The Canadian Dream
A few weeks ago I read a very interesting article about zoning in American cities. Using data from UrbanFootprint to map a city, The Upshot calculated how cities across the United States are zoned, with a focus on highlighting the amount of land that outlaw multi-family housing through their zoning. It’s intended to show how cities have come to regret previous decisions to zone suburbs exclusively for single-detached housing – aka the American Dream. It comes at a time when cities like Minneapolis and states like California and Oregon are proposing (and in the case of Minneapolis, passing) laws that outlaw zoning exclusively for single detached dwellings. The reason is the decline in affordable housing options (aka, rising housing prices), and rising urban sprawl as cities continue to grow at historic levels.
This topic is not exclusive to the US, however. Canadian cities like Vancouver and Toronto have long battled with the lack of affordability in their housing markets, but it is also being discussed in most every major city across Canada. In Edmonton, affordability is better when compared to other major urban centres in Canada, but I would argue the results are skewed by a higher than average income in Alberta than in other provinces. Gotta love the Alberta Advantage.
Zoning and Edmonton
Because I’m a naturally skeptical person, especially when it comes to my hometown, I wondered how Edmonton fared with respect to zoning for density when compared to the cities from the Upshot article. My initial hypothesis was “very poorly”, as the City has been sprawling with single-detached homes like crazy over the past 20 years. So I embarked on a project of my own to find the answer. Thankfully, the City has an open data portal that helped me map out all residential areas, and separate them into two categories: zones exclusively for single-detached housing, and zones that permit higher-density housing like row housing and apartments. I was genuinely shocked by the results:
A note before I dive into the results: the study by Upshot only took into account purely residential zones, thereby excluding mixed-use zones. Essentially this removed most urban cores and downtowns from the scope, meaning this was basically a study of suburbs, and the results would naturally look worse. I thought that was a little unfair, but in the interest of an apples-to-apples comparison, I begrudgingly did the same.
The result was that Edmonton actually performed pretty well compared to the examples in the Upshot article, with 61% of purely residential areas devoted to single-detached dwellings. If we include mixed-use areas, that percentage dips to 58%. This puts Edmonton in a more advantageous position to promote infill development (increasing density increases affordability) than any of the cities in the Upshot article other than New York and Washington. I was impressed. But there is a caveat.

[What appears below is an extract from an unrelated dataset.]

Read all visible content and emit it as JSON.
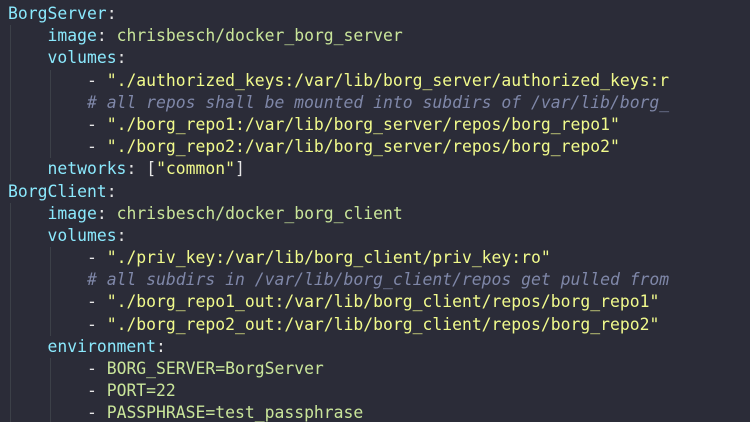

Zoning vs. Reality
The caveat is that zoning does not reflect the as-built situation. First generation suburbs in Edmonton like Ritchie and Alberta Avenue that were built after WWII are largely zoned RF3 – which allows for everything from single-detached housing to apartments. While these neighbourhoods are experiencing densification, the majority are still single-detached dwellings, and infill development has been in the form of replacing single homes with skinny homes and duplexes instead of apartments in most cases.
Generations of suburbs
3rd generation suburbs, built outside the Anthony Henday over the past 20 or so years, actually perform much better than expected by this metric. This is mainly due to the RMD zone, first used in 2013, which allows for a range of housing types from single-detached dwellings to row housing. Neighbourhoods like Allard and the Orchards in Edmonton’s southside have large areas zoned RMD, even though the majority are built out as single-detached dwellings. These neighbourhoods are set up for future densification with the flexibility of the RMD zone, which should simplify infill development in these neighbourhoods, as developers would not have to go through complicated rezoning processes to increase density.
It is also worth noting that the requirements of the Edmonton Metropolitan Region Growth Plan to densify urban neighbourhoods also plays a major role in the zoning of 3rd generation suburbs.
2nd generation suburbs, like the one in which I grew up in Blue Quill, perform terribly under this lens. They are largely exclusive to single-detached dwellings, and are among the least dense neighbourhoods in the City. These are also the most active neighbourhoods in fighting densification efforts.
These suburbs offer a huge opportunity though, more than 3rd generation suburbs in my opinion. The reason is the amount of densification that can occur. Consider this, the cul-de-sac in which I grew up has 15 houses on about 120m of roadway frontage. Each lot is on average 18m wide, meaning each could easily be subdivided into 3 row houses; effectively tripling the current density.
In contrast, this cul-de-sac in Chappelle, a 3rd generation suburb, already has 25 houses on the same length of roadway, for an average width of 11m.
The units are already so close together that densification would not yield as many additional units as the 2nd generation suburbs. It’s crazy to think, but these suburbs may already be as dense as they will ever be, barring large redevelopments or a new form of housing we haven’t seen yet changing single-detached homes into far more dense products.
With less space available for densification, does the beneficial zoning really make that much of a difference? Or will the lack of appropriate zoning and large amounts of resistance from residents in the 2nd generation suburbs prevent densification opportunities from being realized. We will have to wait and see.